You know how sometimes you hear those stories from the lives of creatives about something good that happened to them because they were in just the right place at the right time?
I’ve experienced one of those.
It was on an afternoon this summer and my next-door neighbor was at my house using our stovetop to make pizza sauce for his dinner because his kitchen was being remodeled. As we were chatting he shared about a screenwriter friend of his. When I heard his friend was named Brian McDonald, I jumped about a foot in the air.
Life weaves in and out in strange patterns, some of them truly wondrous and beautiful. In October 2009 I heard a speaker at the Write on the Sound writer’s conference give a keynote address on writing about things that really matter. As in, writing authentically and vulnerably in such a way that, when we share our most intimate experiences, we actually become invisible to the audience rather than exposed because they feel and see themselves in those personal stories. That speaker was Brian McDonald and that particular talk struck me right in the gut—in a good way! I quickly followed up a day or so later with an email to ask Brian more about storytelling his particular approach to storytelling.
Our emails centered around the story structures of some of his favorite films. Later, when I asked Brian for help with my query letter, which I was using to try to sell my first novel, he introduced me to the publisher who would go on to publish three of my novels. Brian would later attend my book launch parties and, years after, encourage at-length over coffee as I dealt with the confusing and grievous news that our mutual publisher was going under.
And then, more than ten years after I first met Brian, my neighbor tells me that they were going to have dinner with this man, who happens to be a good friend of theirs. Just a few nights ago, I walked ten feet across the lawn to my neighbor’s house and got to hug Brian and hear about his current writing projects for the screen and the page.
He looked me in the eye and told me I was very dedicated as a writer. I told him that I tell everyone about him.
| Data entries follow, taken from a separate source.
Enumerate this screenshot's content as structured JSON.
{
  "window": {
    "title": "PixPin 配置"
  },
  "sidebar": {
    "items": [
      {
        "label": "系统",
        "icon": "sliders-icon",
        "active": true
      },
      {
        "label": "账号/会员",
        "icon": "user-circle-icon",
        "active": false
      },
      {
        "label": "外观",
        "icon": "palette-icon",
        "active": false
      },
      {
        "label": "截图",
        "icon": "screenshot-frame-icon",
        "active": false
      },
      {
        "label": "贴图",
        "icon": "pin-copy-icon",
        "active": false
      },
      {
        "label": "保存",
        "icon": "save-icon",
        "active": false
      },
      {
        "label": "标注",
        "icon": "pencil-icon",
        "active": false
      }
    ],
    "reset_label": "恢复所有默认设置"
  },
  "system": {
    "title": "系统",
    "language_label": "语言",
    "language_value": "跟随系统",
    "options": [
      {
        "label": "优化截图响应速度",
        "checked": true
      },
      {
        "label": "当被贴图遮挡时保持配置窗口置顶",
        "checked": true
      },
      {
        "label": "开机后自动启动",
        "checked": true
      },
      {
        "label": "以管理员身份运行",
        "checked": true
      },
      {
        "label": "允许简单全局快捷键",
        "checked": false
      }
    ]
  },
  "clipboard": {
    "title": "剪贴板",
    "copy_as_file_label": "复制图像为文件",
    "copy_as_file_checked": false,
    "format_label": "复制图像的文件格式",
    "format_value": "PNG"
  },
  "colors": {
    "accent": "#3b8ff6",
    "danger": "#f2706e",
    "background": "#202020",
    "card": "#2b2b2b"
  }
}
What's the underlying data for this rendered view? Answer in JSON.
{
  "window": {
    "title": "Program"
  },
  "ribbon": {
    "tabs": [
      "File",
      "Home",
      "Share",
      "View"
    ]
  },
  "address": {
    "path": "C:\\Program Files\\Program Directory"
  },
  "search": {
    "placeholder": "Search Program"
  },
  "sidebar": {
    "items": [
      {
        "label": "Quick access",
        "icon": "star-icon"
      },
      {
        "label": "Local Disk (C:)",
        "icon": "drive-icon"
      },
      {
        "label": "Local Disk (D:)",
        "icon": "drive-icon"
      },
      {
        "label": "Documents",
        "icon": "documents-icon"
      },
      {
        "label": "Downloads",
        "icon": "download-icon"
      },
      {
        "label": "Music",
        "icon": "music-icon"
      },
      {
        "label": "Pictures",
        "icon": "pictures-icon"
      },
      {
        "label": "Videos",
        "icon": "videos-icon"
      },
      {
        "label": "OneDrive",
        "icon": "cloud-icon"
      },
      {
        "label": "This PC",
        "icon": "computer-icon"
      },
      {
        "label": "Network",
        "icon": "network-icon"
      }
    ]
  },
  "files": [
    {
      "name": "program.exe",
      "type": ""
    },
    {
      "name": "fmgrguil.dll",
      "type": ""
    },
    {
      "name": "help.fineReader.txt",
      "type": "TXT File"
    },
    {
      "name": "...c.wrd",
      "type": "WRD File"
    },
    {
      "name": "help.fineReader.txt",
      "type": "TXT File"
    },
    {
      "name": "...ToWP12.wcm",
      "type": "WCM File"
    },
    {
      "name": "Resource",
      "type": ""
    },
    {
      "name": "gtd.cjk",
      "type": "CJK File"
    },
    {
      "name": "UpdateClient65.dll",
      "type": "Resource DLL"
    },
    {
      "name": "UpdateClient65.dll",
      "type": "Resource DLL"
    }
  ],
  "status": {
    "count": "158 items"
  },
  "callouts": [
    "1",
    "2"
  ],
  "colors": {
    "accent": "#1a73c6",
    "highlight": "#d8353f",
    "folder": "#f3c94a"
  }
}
And I do. I’m a huge fan of his book on writing, Invisible Ink. (Disclosure: this is an affiiliate link through Amazon–I earn from qualifying purchases)
The writing and publishing road is hard. I’m feeling that difficult truth this week as I ride a roller coaster of excitement and disappointment. That is truly the way this field/world/business works, though. And I wouldn’t trade it for something else.
I hope we’ll all continue to see movies and books from Brian for many years to come. For now, I continue to be grateful that I know him and for how this world can feel so beautiful and so small.
Like it does today.